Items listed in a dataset
****

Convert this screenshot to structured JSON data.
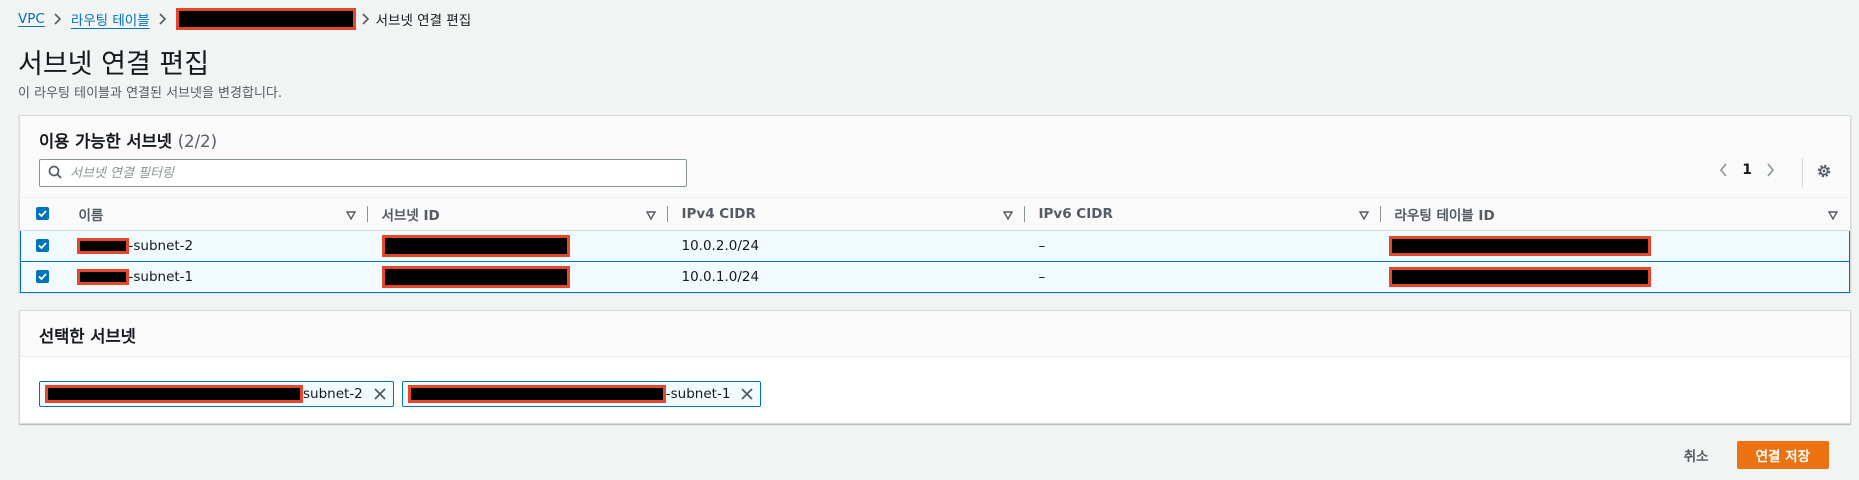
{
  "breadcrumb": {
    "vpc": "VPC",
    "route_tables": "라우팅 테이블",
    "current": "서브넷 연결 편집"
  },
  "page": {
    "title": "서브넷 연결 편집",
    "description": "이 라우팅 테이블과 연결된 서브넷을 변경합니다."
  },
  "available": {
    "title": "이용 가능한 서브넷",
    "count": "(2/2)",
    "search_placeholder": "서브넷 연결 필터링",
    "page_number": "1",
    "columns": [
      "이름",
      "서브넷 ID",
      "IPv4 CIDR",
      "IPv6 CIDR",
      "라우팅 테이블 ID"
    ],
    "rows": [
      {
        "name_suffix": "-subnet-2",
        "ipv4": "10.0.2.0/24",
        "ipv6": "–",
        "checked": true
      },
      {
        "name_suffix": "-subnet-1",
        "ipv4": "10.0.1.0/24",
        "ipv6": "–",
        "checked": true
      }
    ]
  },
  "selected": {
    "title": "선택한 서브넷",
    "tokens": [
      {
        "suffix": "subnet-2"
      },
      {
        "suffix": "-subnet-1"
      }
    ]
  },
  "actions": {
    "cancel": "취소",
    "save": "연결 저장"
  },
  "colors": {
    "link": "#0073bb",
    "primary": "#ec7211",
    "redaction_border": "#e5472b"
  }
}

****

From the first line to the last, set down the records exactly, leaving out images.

Convert this screenshot to structured JSON data.
{
  "breadcrumb": {
    "vpc": "VPC",
    "route_tables": "라우팅 테이블",
    "current": "서브넷 연결 편집"
  },
  "page": {
    "title": "서브넷 연결 편집",
    "description": "이 라우팅 테이블과 연결된 서브넷을 변경합니다."
  },
  "available": {
    "title": "이용 가능한 서브넷",
    "count": "(2/2)",
    "search_placeholder": "서브넷 연결 필터링",
    "page_number": "1",
    "columns": [
      "이름",
      "서브넷 ID",
      "IPv4 CIDR",
      "IPv6 CIDR",
      "라우팅 테이블 ID"
    ],
    "rows": [
      {
        "name_suffix": "-subnet-2",
        "ipv4": "10.0.2.0/24",
        "ipv6": "–",
        "checked": true
      },
      {
        "name_suffix": "-subnet-1",
        "ipv4": "10.0.1.0/24",
        "ipv6": "–",
        "checked": true
      }
    ]
  },
  "selected": {
    "title": "선택한 서브넷",
    "tokens": [
      {
        "suffix": "subnet-2"
      },
      {
        "suffix": "-subnet-1"
      }
    ]
  },
  "actions": {
    "cancel": "취소",
    "save": "연결 저장"
  },
  "colors": {
    "link": "#0073bb",
    "primary": "#ec7211",
    "redaction_border": "#e5472b"
  }
}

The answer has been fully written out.